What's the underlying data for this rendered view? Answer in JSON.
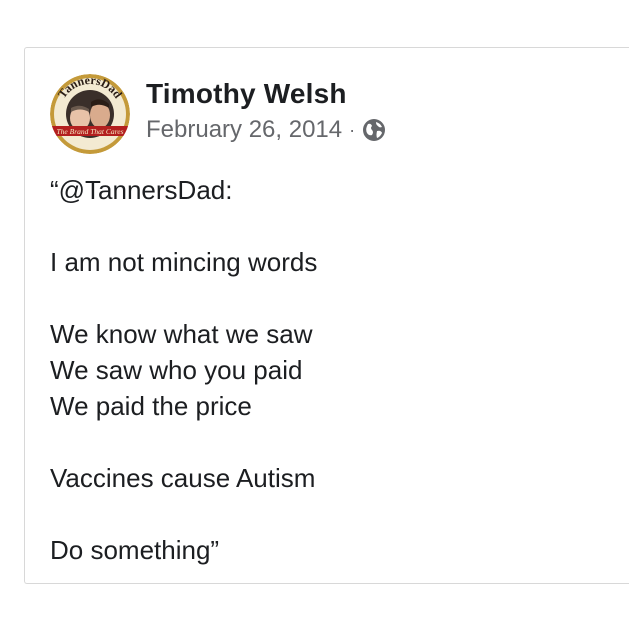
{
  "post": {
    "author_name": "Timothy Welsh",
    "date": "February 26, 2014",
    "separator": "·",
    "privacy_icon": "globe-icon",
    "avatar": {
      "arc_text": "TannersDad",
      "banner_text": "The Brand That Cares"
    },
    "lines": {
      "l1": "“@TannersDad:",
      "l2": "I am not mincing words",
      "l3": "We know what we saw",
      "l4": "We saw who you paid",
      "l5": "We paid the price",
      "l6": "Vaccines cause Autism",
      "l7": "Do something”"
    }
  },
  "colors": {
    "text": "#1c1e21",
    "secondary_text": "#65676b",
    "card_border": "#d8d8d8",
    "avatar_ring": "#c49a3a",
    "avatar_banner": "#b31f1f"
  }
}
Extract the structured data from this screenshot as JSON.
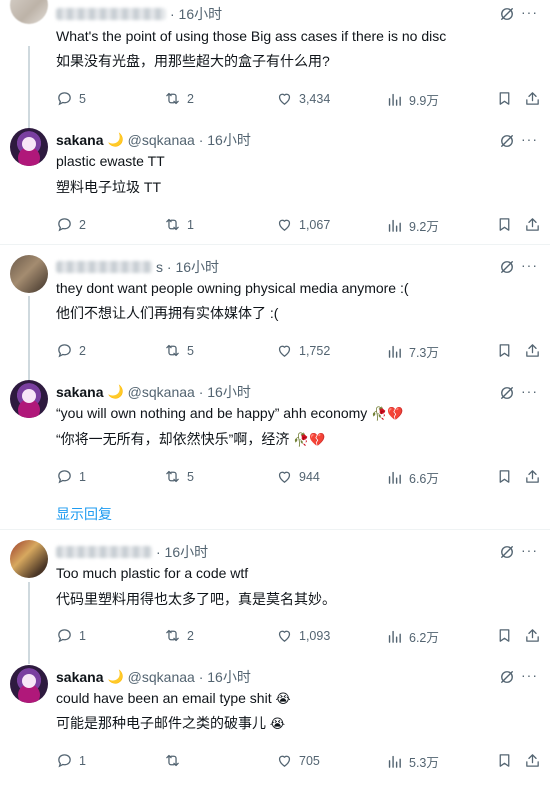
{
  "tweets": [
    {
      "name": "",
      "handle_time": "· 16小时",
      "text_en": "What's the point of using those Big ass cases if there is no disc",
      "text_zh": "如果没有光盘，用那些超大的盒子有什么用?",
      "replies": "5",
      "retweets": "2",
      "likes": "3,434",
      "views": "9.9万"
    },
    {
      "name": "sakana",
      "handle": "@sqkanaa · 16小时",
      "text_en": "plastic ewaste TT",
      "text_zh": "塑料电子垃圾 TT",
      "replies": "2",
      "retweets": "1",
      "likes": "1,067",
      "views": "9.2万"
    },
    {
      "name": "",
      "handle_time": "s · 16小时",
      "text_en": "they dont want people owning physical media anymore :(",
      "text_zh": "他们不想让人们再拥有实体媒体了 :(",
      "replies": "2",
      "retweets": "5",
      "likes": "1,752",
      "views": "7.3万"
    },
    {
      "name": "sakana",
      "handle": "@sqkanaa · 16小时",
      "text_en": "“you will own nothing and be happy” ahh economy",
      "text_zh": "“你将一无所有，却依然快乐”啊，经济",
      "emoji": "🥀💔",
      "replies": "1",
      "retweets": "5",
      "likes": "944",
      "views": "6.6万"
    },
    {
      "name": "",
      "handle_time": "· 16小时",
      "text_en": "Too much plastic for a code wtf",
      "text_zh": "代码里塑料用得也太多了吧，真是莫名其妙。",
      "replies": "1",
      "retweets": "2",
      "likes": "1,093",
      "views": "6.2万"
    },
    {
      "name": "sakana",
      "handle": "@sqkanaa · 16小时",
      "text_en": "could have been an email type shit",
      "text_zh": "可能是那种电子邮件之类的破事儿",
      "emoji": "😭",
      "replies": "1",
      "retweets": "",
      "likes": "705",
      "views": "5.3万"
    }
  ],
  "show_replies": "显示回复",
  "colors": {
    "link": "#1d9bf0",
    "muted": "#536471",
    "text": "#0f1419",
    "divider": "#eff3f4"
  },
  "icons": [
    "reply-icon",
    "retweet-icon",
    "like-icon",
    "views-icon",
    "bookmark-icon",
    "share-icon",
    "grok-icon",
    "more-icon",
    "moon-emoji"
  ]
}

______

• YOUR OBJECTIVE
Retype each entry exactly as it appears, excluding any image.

• RESULT
What's the underlying data for this rendered view? Answer in JSON.
{
  "post": {
    "author_name": "Timothy Welsh",
    "date": "February 26, 2014",
    "separator": "·",
    "privacy_icon": "globe-icon",
    "avatar": {
      "arc_text": "TannersDad",
      "banner_text": "The Brand That Cares"
    },
    "lines": {
      "l1": "“@TannersDad:",
      "l2": "I am not mincing words",
      "l3": "We know what we saw",
      "l4": "We saw who you paid",
      "l5": "We paid the price",
      "l6": "Vaccines cause Autism",
      "l7": "Do something”"
    }
  },
  "colors": {
    "text": "#1c1e21",
    "secondary_text": "#65676b",
    "card_border": "#d8d8d8",
    "avatar_ring": "#c49a3a",
    "avatar_banner": "#b31f1f"
  }
}
Extract the structured data from this screenshot as JSON.
{
  "tweets": [
    {
      "name": "",
      "handle_time": "· 16小时",
      "text_en": "What's the point of using those Big ass cases if there is no disc",
      "text_zh": "如果没有光盘，用那些超大的盒子有什么用?",
      "replies": "5",
      "retweets": "2",
      "likes": "3,434",
      "views": "9.9万"
    },
    {
      "name": "sakana",
      "handle": "@sqkanaa · 16小时",
      "text_en": "plastic ewaste TT",
      "text_zh": "塑料电子垃圾 TT",
      "replies": "2",
      "retweets": "1",
      "likes": "1,067",
      "views": "9.2万"
    },
    {
      "name": "",
      "handle_time": "s · 16小时",
      "text_en": "they dont want people owning physical media anymore :(",
      "text_zh": "他们不想让人们再拥有实体媒体了 :(",
      "replies": "2",
      "retweets": "5",
      "likes": "1,752",
      "views": "7.3万"
    },
    {
      "name": "sakana",
      "handle": "@sqkanaa · 16小时",
      "text_en": "“you will own nothing and be happy” ahh economy",
      "text_zh": "“你将一无所有，却依然快乐”啊，经济",
      "emoji": "🥀💔",
      "replies": "1",
      "retweets": "5",
      "likes": "944",
      "views": "6.6万"
    },
    {
      "name": "",
      "handle_time": "· 16小时",
      "text_en": "Too much plastic for a code wtf",
      "text_zh": "代码里塑料用得也太多了吧，真是莫名其妙。",
      "replies": "1",
      "retweets": "2",
      "likes": "1,093",
      "views": "6.2万"
    },
    {
      "name": "sakana",
      "handle": "@sqkanaa · 16小时",
      "text_en": "could have been an email type shit",
      "text_zh": "可能是那种电子邮件之类的破事儿",
      "emoji": "😭",
      "replies": "1",
      "retweets": "",
      "likes": "705",
      "views": "5.3万"
    }
  ],
  "show_replies": "显示回复",
  "colors": {
    "link": "#1d9bf0",
    "muted": "#536471",
    "text": "#0f1419",
    "divider": "#eff3f4"
  },
  "icons": [
    "reply-icon",
    "retweet-icon",
    "like-icon",
    "views-icon",
    "bookmark-icon",
    "share-icon",
    "grok-icon",
    "more-icon",
    "moon-emoji"
  ]
}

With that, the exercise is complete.